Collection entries
________________________

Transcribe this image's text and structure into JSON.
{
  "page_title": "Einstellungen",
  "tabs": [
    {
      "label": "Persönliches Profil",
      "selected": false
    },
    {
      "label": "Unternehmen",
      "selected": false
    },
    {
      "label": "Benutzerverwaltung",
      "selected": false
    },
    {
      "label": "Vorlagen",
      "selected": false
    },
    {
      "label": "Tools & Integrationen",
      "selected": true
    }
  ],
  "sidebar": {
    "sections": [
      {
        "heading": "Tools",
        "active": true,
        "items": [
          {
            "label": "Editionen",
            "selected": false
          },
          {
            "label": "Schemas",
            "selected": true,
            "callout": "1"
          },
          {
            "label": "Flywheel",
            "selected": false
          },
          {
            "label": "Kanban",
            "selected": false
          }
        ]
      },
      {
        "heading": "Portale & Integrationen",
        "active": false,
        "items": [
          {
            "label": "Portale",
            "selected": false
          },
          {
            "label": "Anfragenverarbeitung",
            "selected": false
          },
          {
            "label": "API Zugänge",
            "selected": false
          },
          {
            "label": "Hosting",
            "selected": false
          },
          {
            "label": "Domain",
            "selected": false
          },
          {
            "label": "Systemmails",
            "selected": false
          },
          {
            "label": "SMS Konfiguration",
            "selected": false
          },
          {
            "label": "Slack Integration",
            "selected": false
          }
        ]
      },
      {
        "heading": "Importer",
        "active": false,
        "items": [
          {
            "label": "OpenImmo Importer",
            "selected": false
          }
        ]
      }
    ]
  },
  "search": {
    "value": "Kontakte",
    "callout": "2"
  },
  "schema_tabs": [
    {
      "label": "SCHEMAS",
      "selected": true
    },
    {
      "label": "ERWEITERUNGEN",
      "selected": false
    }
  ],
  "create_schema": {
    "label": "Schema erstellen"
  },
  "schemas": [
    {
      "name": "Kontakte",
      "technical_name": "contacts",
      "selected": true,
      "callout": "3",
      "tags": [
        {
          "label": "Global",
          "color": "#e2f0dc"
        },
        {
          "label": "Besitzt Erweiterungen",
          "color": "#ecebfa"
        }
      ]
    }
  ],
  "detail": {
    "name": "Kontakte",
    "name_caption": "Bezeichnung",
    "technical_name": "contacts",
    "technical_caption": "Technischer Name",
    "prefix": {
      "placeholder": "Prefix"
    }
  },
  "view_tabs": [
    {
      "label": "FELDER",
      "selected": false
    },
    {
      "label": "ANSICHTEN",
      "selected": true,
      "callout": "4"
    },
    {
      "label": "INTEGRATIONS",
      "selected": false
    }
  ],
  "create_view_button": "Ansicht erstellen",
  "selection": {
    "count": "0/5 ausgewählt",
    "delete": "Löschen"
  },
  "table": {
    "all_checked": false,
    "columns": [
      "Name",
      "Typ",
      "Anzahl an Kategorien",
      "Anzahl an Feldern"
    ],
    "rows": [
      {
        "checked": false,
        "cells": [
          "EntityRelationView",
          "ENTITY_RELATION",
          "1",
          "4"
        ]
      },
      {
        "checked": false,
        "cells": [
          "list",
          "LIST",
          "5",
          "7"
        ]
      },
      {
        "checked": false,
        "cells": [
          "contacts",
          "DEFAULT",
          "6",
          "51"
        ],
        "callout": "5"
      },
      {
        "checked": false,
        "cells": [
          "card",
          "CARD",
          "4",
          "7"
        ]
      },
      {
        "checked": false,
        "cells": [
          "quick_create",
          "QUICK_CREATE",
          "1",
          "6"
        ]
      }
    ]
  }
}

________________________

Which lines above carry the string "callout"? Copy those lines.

### EXERCISE OUTPUT
            "callout": "1"
    "callout": "2"
      "callout": "3",
      "callout": "4"
        "callout": "5"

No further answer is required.